On the night of Friday 15th May the Athenaeum Library once more took part in the annual Lightnight Festival when libraries, galleries and museums, not usually open at night, welcome visitors. Our library offered a series of guided tours; visitors saw the Library reading room, the stacks and the Committee Room where a large number of our rare books were on display. After a brief introductory talk and a look around the Library the guests moved to the Committee Room where Mrs Joan Hanford and our volunteer Jane Wilkinson talked about and displayed a few of our treasures. Afterwards a many took advantage of the refreshments and food available in the News Room.
Well over a hundred people paid to take the tour and it is a good indication of the interest in the Athenaeum that exists on Merseyside. It is worth noting that several of our visitors expressed interest in becoming Proprietors or joining the Friends of the Library.
I am sure that all Proprietors will appreciate that the considerable success of the evening depended largely on the unstinting efforts of our staff, who as usual gave up their time and energy to ensure success. Can I also thank the Proprietors who came to help welcome the visitors and guide them around the building.
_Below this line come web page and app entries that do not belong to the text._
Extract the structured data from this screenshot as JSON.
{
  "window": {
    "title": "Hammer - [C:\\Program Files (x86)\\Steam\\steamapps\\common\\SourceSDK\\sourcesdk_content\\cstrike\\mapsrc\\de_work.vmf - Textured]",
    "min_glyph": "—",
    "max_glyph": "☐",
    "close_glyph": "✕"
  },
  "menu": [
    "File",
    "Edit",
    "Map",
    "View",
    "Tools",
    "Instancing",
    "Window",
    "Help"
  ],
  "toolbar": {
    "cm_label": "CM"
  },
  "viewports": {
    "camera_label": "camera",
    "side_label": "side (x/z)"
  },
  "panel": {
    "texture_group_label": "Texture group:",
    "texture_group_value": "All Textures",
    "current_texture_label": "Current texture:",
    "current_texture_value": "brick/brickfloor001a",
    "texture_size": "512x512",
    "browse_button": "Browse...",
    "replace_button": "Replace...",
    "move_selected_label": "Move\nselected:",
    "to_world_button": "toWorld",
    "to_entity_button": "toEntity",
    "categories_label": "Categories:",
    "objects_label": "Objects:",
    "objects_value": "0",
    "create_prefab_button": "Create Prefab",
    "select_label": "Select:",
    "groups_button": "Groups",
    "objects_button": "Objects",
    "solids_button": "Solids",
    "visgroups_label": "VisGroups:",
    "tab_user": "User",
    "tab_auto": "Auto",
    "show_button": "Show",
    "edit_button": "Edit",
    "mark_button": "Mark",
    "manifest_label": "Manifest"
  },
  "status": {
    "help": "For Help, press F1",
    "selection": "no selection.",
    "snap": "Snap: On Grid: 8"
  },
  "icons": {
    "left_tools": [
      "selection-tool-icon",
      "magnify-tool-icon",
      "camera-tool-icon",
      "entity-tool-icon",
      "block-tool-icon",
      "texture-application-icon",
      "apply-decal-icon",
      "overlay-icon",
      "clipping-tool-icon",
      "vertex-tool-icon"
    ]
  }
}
The next Library event is the Antiques Evening on June 11 when we welcome Jeremy Lamond, well known on television antiques programmes. During the course of an informal supper with a Spanish tapas theme Jeremy will examine, and appraise at least some of the objects that you bring it (he can talk about most things but asks that you do not bring jewellery. The cost is £28.50 This is expected to be a very popular event and early booking is advised.
On June 4 -6 the Athenaeum will be hosting an international seminar organised by Eighteenth Century Worlds study group base at the University of Liverpool with a keynote speaker on the night of June 4 and papers and discussions on the Friday. The theme for this annual event is the social, artistic and economic history of tea, coffee and chocolate drinking in the long 18th century. As the Athenaeum was one of the first Liverpool coffee house it has a special significance for us. Proprietors are welcome to attend the opening keynote lecture and other parts of the seminar on payment of a fee. Details Prof. Eve Rossenhaft, University of Liverpool